offspring (using the two-offspring version of the crossover operation). One point of the first parent (figure 1a), namely the +
function, is randomly picked as the crossover point for the first parent. One
point of the second parent (figure 1b), namely its leftmost terminal *x*,
is randomly picked as the crossover point for the second parent. The crossover
operation is then performed on the two parents. The two offspring are shown in
figures 3c and 3d. One of the offspring (figure 3c) is equivalent to *x* and is not noteworthy. However, the
other offspring (figure 3d) is equivalent to *x*^{2}+*x*+1 and has
a fitness (integral of absolute errors) of zero. Because the fitness of this
individual is below 0.01, the termination criterion for the run is satisfied
and the run is automatically terminated. This best-so-far individual (figure
3d) is designated as the result of the run. This individual is an
algebraically correct solution to the problem.

Note that the best-of-run individual (figure 3d) incorporates
a good trait (the quadratic term *x*^{2})
from the second parent (figure 1b) with two other good traits (the linear term *x* and constant term of 1) from the first
parent (figure 1a). The crossover operation produced a solution to this problem
by recombining good traits from these two relatively fit parents into a
superior (indeed, perfect) offspring.
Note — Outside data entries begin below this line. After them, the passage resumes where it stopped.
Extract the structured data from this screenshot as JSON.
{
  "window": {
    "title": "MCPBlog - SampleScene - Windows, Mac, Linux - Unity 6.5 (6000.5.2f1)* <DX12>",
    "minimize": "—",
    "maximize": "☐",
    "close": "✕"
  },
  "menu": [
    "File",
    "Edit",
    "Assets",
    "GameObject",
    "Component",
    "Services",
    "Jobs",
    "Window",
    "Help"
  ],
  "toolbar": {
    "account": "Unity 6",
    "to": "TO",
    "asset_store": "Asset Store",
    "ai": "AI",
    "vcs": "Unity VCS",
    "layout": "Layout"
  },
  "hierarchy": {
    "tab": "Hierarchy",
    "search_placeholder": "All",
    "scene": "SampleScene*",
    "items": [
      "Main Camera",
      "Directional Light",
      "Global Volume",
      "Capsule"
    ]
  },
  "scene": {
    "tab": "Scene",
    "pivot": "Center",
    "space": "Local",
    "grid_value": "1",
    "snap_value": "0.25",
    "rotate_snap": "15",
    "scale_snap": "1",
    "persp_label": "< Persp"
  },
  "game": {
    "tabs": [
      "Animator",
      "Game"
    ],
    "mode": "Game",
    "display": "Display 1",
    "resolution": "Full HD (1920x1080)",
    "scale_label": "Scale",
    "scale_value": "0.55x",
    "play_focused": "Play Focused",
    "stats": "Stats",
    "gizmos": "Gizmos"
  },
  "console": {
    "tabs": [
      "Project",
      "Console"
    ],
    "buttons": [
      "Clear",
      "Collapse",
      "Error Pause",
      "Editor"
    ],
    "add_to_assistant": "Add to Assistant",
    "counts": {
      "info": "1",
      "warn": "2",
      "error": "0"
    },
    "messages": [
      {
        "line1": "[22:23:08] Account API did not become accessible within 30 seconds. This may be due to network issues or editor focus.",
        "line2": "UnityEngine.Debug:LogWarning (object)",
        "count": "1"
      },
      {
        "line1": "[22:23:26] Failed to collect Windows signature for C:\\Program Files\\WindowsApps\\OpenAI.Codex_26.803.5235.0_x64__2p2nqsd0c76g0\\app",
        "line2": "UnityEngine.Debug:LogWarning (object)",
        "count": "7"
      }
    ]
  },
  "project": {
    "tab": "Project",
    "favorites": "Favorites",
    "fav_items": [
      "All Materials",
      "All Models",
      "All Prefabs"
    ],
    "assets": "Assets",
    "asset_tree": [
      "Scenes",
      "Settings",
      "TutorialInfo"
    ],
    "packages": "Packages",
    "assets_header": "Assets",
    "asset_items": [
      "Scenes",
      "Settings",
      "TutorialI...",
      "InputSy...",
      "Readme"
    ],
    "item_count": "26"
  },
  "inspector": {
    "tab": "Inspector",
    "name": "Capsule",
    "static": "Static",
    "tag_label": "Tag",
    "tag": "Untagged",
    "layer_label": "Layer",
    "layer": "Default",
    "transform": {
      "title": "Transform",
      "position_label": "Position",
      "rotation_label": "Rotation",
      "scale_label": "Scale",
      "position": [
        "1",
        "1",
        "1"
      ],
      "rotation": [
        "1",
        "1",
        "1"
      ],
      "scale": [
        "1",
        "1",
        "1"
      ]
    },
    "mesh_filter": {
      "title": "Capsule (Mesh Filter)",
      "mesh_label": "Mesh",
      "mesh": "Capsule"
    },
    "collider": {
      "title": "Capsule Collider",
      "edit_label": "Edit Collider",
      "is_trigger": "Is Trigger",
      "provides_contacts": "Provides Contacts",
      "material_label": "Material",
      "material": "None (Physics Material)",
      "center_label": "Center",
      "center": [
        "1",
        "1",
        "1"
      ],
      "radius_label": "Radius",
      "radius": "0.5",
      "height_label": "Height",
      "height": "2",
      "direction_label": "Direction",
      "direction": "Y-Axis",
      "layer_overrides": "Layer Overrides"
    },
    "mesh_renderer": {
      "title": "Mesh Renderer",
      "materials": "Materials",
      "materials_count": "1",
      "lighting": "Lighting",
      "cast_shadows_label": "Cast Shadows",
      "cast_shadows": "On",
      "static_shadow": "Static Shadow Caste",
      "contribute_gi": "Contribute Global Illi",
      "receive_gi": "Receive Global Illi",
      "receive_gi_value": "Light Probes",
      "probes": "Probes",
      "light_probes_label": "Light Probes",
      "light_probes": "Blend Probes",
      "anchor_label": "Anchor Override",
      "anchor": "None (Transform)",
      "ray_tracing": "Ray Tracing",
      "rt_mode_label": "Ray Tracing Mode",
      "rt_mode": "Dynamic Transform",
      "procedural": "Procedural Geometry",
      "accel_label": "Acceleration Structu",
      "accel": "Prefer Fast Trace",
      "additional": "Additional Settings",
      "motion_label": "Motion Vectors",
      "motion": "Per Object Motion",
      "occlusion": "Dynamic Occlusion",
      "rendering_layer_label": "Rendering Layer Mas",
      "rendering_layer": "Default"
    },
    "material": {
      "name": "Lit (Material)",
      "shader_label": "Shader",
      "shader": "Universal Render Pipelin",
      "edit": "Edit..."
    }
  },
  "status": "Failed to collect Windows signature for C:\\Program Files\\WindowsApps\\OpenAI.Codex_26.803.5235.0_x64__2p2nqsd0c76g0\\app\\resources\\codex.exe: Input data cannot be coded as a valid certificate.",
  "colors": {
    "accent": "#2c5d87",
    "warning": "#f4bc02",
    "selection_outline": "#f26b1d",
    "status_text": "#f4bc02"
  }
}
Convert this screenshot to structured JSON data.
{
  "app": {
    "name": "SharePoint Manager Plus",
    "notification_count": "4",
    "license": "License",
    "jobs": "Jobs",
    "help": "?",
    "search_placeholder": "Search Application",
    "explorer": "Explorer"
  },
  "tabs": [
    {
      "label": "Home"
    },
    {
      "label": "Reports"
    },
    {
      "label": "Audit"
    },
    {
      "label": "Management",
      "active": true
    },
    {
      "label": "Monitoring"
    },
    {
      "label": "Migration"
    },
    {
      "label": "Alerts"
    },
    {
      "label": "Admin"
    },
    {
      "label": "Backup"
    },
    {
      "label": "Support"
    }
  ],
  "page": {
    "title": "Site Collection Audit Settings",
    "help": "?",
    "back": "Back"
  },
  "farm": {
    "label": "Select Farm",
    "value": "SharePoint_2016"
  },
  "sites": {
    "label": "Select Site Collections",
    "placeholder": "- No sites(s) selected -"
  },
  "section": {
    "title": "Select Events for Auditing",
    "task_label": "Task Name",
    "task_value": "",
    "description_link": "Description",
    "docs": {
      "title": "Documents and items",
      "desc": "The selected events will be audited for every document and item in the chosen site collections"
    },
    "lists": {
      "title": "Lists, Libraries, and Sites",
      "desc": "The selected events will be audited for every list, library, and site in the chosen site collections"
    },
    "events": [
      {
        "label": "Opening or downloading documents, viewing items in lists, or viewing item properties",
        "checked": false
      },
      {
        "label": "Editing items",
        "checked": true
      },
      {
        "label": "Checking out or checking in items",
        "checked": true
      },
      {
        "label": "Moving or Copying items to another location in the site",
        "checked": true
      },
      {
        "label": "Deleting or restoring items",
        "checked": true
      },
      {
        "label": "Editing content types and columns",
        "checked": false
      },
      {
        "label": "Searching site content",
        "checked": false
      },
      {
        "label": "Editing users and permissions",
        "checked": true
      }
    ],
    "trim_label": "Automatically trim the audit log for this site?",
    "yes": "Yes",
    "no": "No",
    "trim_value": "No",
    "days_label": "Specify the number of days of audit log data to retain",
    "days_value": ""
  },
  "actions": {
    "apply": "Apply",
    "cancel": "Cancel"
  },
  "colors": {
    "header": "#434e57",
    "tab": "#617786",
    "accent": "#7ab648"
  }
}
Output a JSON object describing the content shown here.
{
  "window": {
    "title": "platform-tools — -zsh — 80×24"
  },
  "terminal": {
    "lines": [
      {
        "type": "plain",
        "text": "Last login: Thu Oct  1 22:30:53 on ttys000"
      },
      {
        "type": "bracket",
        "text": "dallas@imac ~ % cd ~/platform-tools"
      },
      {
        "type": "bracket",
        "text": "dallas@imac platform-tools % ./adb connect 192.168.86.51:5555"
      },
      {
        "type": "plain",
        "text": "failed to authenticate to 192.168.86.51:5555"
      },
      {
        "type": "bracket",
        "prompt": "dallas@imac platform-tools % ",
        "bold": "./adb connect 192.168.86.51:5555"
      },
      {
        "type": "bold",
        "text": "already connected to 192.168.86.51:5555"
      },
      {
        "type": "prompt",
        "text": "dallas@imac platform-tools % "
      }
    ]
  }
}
In summary, genetic programming has, in
this example, automatically created a computer program whose output is equal to
the values of the quadratic polynomial *x*^{2}+*x*+1 in the range from –1 to +1.

**· **The home page of Genetic
Programming Inc. at **www.genetic-programming.com**.

**· **For information about the
field of genetic programming in general, visit **www.genetic-programming.org**

**· **The home page of** ****John R. Koza at
Genetic Programming Inc.** (including online versions of most papers) and
the home page of** ****John R.
Koza at Stanford University **

**· **Information about the 1992
book ** Genetic
Programming: On the Programming of Computers by Means of Natural Selection**,
the 1994 book

**· **For information on 3,198
papers (many on-line) on genetic programming (as of June 27, 2003) by over 900
authors, see **William
Langdon’s bibliography on genetic programming**.

**· **For information on the **Genetic Programming and
Evolvable Machines journal **published by Kluwer Academic Publishers

**· **For information on the
Genetic Programming book series from Kluwer Academic Publishers, see the **Call For Book Proposals**

**· **For information about the
annual **Genetic and
Evolutionary Computation (GECCO) conference** (which includes the annual
GP conference) to be held on June 26–30, 2004 (Saturday – Wednesday) in Seattle
and its sponsoring organization, the International Society for Genetic and
Evolutionary Computation (**ISGEC**).**
**For information about the annual **NASA/DoD Conference on
Evolvable Hardware Conference (EH)** to be held on June 24-26
(Thursday-Saturday), 2004 in Seattle.** **For information about the annual **Euro-Genetic-Programming
Conference** to be held on April 5-7, 2004 (Monday – Wednesday) at the
University of Coimbra in Coimbra Portugal.** **

Last updated on August 27, 2003